[Work required]
Among the entries below, copy every line that carries the word "this".

[Recorded data]
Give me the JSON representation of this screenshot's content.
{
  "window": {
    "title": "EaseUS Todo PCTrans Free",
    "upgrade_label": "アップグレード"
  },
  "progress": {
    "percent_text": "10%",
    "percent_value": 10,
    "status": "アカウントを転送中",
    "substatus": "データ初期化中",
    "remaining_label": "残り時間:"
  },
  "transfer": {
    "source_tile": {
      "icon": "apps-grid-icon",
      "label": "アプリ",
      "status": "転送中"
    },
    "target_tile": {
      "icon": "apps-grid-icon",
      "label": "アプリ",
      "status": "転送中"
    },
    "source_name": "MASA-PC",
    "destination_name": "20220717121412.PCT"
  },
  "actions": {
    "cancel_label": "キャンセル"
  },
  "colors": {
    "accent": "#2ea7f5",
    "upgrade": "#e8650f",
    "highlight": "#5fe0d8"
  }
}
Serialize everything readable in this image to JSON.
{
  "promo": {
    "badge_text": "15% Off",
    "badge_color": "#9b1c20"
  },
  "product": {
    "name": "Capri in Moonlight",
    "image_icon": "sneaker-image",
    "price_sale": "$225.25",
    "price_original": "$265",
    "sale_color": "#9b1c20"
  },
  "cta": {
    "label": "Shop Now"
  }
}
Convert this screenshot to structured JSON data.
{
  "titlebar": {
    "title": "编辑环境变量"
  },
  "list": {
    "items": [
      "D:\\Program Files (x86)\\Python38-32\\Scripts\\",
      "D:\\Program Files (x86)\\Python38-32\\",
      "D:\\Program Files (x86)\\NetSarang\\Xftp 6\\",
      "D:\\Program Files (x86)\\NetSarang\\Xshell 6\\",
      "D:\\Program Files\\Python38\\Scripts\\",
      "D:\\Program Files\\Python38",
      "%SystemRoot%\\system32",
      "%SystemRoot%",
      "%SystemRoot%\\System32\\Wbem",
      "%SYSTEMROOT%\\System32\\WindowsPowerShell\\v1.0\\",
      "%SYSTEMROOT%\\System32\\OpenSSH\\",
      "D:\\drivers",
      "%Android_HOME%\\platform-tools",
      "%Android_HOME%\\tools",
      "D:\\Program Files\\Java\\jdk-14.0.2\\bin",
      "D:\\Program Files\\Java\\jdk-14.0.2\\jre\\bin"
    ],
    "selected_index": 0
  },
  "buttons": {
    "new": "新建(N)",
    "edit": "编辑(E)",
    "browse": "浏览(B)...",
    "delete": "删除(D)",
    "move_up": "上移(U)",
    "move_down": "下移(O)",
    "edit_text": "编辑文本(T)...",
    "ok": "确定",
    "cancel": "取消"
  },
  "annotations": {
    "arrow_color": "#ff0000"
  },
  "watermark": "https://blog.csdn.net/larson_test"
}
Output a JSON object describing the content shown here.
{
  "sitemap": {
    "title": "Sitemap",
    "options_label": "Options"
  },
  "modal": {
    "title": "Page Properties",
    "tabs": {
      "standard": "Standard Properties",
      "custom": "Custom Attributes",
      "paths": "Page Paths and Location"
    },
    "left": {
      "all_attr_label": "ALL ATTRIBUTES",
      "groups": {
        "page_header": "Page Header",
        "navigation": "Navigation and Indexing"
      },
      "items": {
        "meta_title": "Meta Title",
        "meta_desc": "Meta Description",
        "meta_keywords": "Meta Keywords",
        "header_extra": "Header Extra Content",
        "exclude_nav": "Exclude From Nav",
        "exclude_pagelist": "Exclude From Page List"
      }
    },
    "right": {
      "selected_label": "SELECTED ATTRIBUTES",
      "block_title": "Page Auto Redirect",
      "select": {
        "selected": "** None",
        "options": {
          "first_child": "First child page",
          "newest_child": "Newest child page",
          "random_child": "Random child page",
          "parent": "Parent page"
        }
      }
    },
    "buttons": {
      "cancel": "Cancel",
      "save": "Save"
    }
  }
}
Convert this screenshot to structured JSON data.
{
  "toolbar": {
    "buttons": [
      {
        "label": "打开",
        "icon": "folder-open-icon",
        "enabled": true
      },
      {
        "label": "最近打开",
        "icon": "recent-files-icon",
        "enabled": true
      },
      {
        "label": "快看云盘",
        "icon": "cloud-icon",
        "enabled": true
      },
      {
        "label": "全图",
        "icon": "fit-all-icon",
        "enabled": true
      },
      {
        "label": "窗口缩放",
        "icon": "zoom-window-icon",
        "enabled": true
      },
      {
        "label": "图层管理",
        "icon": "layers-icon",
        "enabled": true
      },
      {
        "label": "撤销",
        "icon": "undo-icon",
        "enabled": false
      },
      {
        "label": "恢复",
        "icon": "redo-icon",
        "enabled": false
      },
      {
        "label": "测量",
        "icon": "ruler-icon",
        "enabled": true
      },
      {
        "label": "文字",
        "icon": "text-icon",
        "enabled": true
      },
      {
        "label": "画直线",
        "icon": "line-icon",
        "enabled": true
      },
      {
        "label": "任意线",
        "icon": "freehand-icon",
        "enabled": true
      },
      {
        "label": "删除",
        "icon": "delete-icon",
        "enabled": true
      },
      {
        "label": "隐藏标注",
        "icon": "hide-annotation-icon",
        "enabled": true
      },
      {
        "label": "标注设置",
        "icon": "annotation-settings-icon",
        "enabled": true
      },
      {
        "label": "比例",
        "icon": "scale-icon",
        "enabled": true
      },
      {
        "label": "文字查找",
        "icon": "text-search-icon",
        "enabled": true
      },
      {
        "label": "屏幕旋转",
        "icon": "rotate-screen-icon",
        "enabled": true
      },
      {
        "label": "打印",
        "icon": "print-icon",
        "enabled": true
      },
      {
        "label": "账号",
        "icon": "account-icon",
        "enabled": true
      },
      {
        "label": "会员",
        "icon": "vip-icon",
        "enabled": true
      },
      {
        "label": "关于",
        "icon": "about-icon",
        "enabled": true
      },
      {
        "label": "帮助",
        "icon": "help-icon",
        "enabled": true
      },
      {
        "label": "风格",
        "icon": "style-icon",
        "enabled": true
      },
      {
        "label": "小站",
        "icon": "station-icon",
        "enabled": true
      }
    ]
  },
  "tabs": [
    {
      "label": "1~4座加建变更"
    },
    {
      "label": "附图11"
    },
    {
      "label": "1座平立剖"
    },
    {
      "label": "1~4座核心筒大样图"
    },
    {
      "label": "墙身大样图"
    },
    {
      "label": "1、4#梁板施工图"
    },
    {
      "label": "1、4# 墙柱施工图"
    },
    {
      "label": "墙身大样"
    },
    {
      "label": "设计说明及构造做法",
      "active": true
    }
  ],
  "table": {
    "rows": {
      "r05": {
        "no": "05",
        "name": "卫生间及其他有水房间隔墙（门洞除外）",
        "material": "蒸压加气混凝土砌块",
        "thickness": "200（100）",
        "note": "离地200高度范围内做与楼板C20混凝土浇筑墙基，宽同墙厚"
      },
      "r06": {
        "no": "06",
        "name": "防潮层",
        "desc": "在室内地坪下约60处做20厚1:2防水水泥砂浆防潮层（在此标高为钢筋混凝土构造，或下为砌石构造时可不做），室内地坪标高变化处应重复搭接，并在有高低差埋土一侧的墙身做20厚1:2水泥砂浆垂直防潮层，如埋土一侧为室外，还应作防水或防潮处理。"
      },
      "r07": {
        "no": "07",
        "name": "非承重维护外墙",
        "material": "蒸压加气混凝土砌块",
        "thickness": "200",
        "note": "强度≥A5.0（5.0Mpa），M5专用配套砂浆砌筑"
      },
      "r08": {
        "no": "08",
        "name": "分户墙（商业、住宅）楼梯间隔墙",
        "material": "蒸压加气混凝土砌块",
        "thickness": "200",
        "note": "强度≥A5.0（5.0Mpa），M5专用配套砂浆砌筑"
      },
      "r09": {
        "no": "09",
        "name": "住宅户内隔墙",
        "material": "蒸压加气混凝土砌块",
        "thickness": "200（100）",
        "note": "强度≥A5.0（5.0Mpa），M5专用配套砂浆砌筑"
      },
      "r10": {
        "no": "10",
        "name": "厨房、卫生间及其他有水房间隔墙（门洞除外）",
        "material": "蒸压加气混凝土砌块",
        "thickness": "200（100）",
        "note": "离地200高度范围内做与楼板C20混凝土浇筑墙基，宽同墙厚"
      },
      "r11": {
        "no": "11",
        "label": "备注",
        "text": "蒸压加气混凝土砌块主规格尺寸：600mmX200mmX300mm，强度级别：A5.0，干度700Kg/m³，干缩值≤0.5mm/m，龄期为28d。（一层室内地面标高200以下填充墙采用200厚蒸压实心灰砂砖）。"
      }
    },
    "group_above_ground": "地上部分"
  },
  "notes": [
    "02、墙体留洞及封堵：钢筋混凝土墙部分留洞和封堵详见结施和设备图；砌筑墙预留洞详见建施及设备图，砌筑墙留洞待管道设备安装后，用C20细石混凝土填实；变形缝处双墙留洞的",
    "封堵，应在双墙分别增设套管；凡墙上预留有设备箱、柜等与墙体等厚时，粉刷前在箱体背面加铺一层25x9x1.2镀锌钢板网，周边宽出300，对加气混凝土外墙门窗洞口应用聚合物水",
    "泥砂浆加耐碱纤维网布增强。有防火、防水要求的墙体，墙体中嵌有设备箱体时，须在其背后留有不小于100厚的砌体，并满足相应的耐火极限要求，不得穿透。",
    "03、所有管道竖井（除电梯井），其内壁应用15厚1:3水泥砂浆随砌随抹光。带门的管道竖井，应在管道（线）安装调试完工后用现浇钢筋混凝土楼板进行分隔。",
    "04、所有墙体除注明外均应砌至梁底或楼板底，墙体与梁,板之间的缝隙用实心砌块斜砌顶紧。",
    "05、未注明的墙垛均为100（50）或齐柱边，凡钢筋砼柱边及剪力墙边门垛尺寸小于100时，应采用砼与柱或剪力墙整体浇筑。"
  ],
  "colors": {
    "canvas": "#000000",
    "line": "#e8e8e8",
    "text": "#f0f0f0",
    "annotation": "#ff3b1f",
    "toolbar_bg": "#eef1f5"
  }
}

[Worked solution]
Give me the JSON representation of this screenshot's content.
Serialize everything readable in this image to JSON.
Convert this screenshot to structured JSON data.
Convert this screenshot to structured JSON data.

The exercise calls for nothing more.